Interpreting, Experiencing, and Contesting Visa Policies and the (Im)mobility Regime in Algeria

Farida Souiah

Abstract

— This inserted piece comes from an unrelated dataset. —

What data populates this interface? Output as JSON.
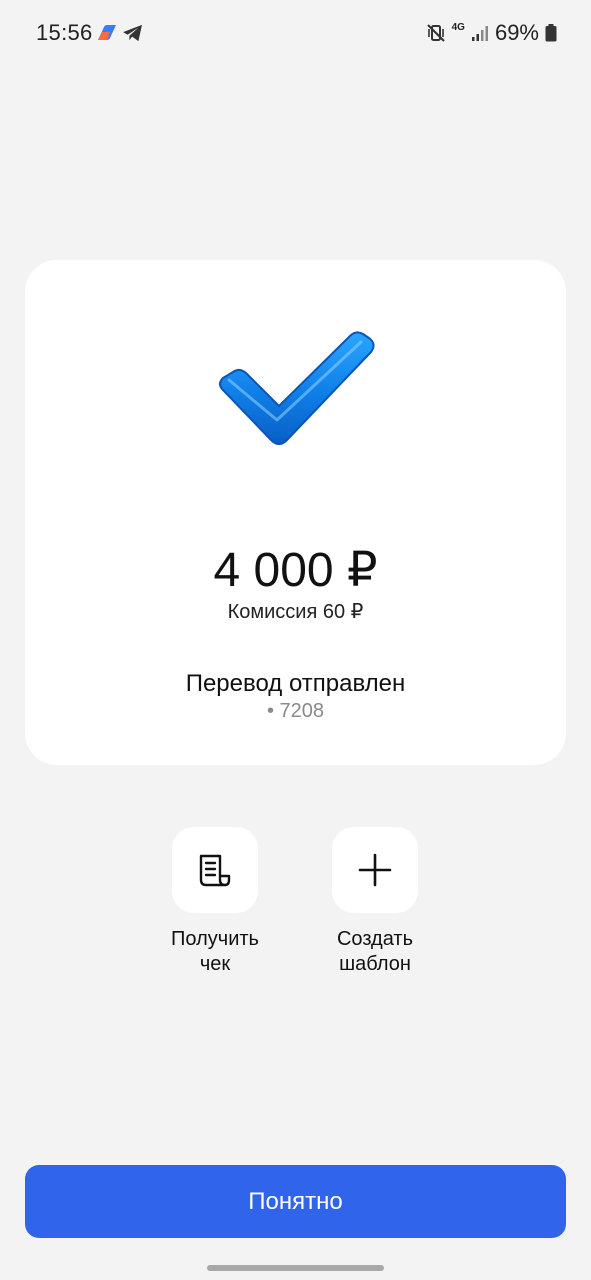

This article explores the ways people targeted by restrictive migration and mobility policies in Algeria experience, interpret, and contest them. It focuses on the perspective of harragas, literally “those who burn” the borders. In the Maghrebi dialects, this is notably how people leaving without documentation are referred to. It reflects the fact that they do not respect the mandatory steps for legal departure. Also, they figuratively “burn” their papers to avoid deportation once in Europe. Drawing on qualitative fieldwork, this article outlines the complex and ambiguous attitudes toward the legal mobility regime of those it aims to exclude: compliance, deception, delegitimization, and defiance. It contributes to debates about human experiences of borders and inequality in mobility regimes. It helps deepen knowledge on why restrictive migration and mobility policies fail and are often counterproductive, encouraging the undocumented migration they were meant to deter.